THE PROBLEM:
Wherever the word "name" appears in a line of the records, copy that line.

[Interface dataset entries]
· · ·

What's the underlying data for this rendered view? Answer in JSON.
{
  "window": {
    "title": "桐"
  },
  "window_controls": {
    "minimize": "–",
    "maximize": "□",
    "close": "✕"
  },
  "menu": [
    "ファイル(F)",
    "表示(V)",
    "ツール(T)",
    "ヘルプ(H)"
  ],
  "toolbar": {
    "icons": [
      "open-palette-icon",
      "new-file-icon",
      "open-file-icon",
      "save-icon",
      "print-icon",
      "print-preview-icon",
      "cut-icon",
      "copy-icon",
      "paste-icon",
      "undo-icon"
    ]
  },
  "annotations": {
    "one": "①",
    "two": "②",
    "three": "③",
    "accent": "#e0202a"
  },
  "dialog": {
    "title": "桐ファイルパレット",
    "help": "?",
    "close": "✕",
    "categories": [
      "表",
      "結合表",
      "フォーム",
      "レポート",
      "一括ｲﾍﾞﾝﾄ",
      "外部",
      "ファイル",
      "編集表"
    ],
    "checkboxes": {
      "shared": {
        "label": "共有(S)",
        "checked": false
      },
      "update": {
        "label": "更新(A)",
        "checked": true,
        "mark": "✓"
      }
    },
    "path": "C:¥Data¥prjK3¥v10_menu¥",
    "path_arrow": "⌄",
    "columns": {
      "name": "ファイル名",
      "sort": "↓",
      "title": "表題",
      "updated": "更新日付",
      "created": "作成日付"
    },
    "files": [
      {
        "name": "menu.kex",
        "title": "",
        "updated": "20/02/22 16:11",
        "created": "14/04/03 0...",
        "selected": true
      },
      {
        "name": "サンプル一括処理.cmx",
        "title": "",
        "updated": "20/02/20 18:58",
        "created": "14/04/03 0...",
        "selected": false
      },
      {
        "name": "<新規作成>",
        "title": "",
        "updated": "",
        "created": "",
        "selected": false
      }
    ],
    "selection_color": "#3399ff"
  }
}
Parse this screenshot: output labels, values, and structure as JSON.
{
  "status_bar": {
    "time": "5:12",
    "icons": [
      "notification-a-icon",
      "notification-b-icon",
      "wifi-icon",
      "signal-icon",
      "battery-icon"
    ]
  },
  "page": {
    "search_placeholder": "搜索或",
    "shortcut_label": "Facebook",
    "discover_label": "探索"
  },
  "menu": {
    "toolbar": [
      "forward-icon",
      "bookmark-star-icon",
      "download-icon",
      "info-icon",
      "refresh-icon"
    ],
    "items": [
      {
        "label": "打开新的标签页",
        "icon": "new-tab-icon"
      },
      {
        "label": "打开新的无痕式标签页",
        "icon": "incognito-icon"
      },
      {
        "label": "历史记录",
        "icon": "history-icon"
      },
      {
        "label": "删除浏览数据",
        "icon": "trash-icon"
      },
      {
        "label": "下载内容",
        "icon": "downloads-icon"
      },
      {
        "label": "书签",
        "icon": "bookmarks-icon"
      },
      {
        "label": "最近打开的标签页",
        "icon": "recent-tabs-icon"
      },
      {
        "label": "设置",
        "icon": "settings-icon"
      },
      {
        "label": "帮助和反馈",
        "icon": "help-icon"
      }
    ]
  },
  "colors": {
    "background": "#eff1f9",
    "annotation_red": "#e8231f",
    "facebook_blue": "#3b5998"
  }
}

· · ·

EXERCISE SOLUTION:
      "name": "ファイル名",
        "name": "menu.kex",
        "name": "サンプル一括処理.cmx",
        "name": "<新規作成>",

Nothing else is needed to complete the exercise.